A man is but the product of his thoughts what he thinks, he becomes.
The greatness of a nation can be judged by the way its animals are treated.
We can assume that for his statement that Our Lord was a great moral teacher, Dawkins has searched the Gospels, since we really have no other historical record of what Christ said. So, let's source from quotes from Our Lord, the great moral teacher...
Before Abraham was, I am.
You will see the Son of Man coming in great glory on the clouds of Heaven.
When you pray, pray Our Father, who art in Heaven...
I saw Satan fall like lightning from Heaven.
I am the living bread which has come down from Heaven.
Anyone who eats my flesh and drinks my blood will have eternal life.
When the Son of Man is lifted up from the Earth I shall draw all men to myself.
You are Peter and upon this rock I shall build my Church and the gates of Hell shall not prevail against it.
And, according to Dawkins, Our Lord is a 'great moral teacher' and 'intelligent' too. Our Lord sounds like a man worth listening to. Of course, Our Lord's moral teaching is perfect. He is a great moral Teacher, the greatest because His words are 'spirit and they are life' and they came from God's own mouth, but there is a distinct difference between what Gandhi said and what Our Lord actually said. Gandhi didn't, for example, say stuff like, "If anyone believes in me, though he dies, yet shall he live."

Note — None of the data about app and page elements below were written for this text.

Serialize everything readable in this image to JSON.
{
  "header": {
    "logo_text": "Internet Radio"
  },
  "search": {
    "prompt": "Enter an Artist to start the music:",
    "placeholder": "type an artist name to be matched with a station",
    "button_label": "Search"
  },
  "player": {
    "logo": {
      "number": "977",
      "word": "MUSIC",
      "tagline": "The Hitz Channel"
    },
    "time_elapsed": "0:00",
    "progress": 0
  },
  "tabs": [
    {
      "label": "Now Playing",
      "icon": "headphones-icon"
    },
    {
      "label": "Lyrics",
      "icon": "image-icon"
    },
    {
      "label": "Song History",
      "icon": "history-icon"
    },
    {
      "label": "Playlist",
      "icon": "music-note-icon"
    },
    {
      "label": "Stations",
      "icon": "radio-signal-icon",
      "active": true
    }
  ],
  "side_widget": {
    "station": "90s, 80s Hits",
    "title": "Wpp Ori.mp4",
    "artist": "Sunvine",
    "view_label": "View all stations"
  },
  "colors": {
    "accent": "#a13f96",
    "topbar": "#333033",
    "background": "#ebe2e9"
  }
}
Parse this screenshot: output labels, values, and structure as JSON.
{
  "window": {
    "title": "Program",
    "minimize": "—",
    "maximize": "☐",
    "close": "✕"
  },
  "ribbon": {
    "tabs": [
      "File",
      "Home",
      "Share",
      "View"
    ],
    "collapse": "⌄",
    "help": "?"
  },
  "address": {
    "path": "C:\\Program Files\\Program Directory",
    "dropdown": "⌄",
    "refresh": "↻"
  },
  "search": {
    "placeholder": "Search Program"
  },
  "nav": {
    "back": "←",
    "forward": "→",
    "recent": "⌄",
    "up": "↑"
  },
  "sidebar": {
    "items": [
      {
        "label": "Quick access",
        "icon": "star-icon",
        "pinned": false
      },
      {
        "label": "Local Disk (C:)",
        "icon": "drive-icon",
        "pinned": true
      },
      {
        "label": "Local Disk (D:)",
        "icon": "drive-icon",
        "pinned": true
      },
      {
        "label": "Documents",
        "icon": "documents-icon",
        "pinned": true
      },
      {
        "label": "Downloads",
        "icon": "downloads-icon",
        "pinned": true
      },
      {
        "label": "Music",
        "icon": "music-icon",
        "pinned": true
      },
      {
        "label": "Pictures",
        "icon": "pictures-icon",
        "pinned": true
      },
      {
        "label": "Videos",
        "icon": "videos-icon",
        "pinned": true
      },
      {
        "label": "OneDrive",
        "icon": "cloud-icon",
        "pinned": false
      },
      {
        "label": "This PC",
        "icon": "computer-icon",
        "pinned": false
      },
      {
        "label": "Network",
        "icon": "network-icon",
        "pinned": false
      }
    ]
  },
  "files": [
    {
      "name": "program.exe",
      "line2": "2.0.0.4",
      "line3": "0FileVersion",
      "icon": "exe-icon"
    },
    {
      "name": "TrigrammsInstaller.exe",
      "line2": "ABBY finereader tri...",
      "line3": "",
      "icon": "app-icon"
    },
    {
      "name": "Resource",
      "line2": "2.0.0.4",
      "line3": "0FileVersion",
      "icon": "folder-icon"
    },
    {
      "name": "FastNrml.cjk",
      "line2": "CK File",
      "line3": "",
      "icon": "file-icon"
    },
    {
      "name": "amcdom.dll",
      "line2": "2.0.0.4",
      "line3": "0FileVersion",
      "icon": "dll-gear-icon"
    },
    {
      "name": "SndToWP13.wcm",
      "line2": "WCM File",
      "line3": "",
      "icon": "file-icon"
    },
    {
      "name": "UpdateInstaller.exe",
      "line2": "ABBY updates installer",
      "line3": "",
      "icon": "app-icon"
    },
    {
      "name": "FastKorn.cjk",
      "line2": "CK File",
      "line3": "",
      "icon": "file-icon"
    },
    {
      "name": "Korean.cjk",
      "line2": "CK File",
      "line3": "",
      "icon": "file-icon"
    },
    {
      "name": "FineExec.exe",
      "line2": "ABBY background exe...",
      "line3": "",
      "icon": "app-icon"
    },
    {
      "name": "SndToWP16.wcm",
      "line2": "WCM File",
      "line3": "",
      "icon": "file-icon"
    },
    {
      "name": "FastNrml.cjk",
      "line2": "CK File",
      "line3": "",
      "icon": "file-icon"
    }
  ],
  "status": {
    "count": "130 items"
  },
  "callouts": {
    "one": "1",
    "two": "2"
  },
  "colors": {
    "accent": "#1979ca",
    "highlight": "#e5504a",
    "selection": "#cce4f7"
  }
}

Dawkins refused to debate with a Protestant Christian theologian because he was 'too busy' or something. It would be a 'waste of time'. Perhaps he realises that if he debates with someone who knows Scripture then he'll (probably) lose. I don't know why he doesn't just stick to his specialist subject, which is, ironically, not God, out of whom he has made so much money, but the inheritance of acquired behaviour in chickens. Why should he 'waste his time' debating with a creationist, he said. I expect that even against a creationist, the simple fact is that Dawkins would have lost the debate. I expect that is the real reason he refused it.
And while we're discussing Dawkins, another thing. Do you remember that bus advertising campaign with the slogan, 'God probably does not exist, so don't worry if you murder your husband' or something like that? What gets me is that word 'probably'. If you told me that there was 'probably' not a lion outside my door, but there was a 10 % or even 1 or 2 % chance that there was a lion outside my door, I might actually consider not going to the front door. I want to hear that word 'definitely'. I want to know that there is definitely not a lion outside my door. The Catholic Church says God's revelation to us in Jesus Christ is full and final - it is definitive. For the Church, there is no 'probably'.